Virginia Executes Convicted Killer
Friday, July 11, 2008
Convicted killer Kent Jermaine Jackson was executed by injection in Virginia's death chamber last night, eight years after he and a friend sexually assaulted and killed an elderly neighbor in Newport News.
Jackson, 26, was pronounced dead at 9:18 p.m. at the Greensville Correctional Center in Jarratt, said Larry Traylor, a spokesman for the Virginia Department of Corrections. His last words were: " 'You all can't kill me. I'm the king. Remember me like you remember Jesus. I'll be back,' " Traylor said.
The execution proceeded after the U.S. Court of Appeals for the 4th Circuit rejected Jackson's Wednesday-night petition seeking to halt the execution. The U.S. Supreme Court and Virginia Gov. Timothy M. Kaine (D) declined to intervene.
"I find no compelling reason to set aside the sentence," Kaine said in a statement last night, noting that the trial, verdict and sentence had been reviewed by state and federal courts.
Jackson was convicted of capital murder in 2003 for the slaying of Beulah Mae Kaiser, 79, who was found in her apartment with blackened eyes, a fractured nose and skull, and stab wounds to her head and chest. She had been sexually assaulted with her walking cane, which was then shoved so forcefully into her mouth that it knocked out most of her teeth and broke her jaw.
The killing remained unsolved for 16 months, until DNA from saliva on a cigarette butt left in Kaiser's apartment led investigators to Jackson and Joseph M. Dorsett. The men were roommates in an apartment across the hall from Kaiser's at the time of her death.
Jackson quickly confessed to Newport News detectives, authorities said. Dorsett, 29, was convicted of first-degree murder and sentenced to 135 years.
In the last-minute petition to the federal appeals court in Richmond, Jackson's attorneys argued that Virginia's execution method violates constitutional bars against cruel and unusual punishment. Yesterday, the court rejected that petition as well as a previous challenge to the three-drug method of lethal injection by another death row inmate, Christopher S. Emmett, whose attorneys alleged that prisoners are not fully anesthetized before being given drugs that cause severe pain.
The clemency request to Kaine said evidence showed that it was Dorsett who used the cane to kill Kaiser.
"You have two defendants, one less culpable than the other, and [Jackson] is getting death, and the other one got a term of years," Andrew A. Protogyrou, one of Jackson's attorneys, said yesterday afternoon. "That's the arbitrariness of the death penalty."
Traylor said Jackson spent yesterday afternoon meeting with relatives and a spiritual adviser.
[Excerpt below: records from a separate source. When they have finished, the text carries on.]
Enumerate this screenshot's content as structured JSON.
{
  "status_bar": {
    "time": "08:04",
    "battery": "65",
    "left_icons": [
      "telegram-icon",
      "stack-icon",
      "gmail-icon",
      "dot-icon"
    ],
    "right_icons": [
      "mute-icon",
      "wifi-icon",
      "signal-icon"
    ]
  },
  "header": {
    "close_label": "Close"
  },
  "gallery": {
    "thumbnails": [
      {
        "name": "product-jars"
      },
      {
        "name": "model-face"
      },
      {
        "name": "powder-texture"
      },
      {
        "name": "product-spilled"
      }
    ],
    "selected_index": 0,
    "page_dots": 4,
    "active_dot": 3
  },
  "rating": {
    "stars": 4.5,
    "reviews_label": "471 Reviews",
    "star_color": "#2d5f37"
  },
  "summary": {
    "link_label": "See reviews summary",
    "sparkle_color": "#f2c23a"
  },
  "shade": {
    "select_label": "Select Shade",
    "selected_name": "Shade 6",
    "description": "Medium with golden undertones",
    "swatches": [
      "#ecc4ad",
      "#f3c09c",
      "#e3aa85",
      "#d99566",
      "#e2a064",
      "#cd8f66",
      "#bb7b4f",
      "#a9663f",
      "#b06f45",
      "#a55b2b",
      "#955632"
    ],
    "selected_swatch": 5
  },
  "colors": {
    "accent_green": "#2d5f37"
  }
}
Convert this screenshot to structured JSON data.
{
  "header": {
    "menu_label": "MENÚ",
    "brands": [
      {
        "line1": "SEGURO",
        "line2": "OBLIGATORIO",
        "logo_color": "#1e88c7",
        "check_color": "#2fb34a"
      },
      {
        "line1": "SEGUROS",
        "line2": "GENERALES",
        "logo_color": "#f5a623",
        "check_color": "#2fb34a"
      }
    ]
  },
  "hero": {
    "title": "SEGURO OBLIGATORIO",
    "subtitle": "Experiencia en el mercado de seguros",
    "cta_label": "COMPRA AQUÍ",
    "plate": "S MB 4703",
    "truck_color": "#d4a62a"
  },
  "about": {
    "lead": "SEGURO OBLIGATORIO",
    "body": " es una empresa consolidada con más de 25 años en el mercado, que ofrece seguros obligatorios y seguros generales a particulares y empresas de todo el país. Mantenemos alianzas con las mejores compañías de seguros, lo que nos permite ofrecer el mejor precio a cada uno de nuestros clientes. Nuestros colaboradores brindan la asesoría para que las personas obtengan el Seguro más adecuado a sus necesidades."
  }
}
He requested a final meal but did not want its contents made public, Traylor said.
Jackson was the 101st inmate executed in Virginia since the Supreme Court reinstated capital punishment in 1976. That total is second only to that of Texas, which has executed 406 inmates since 1976.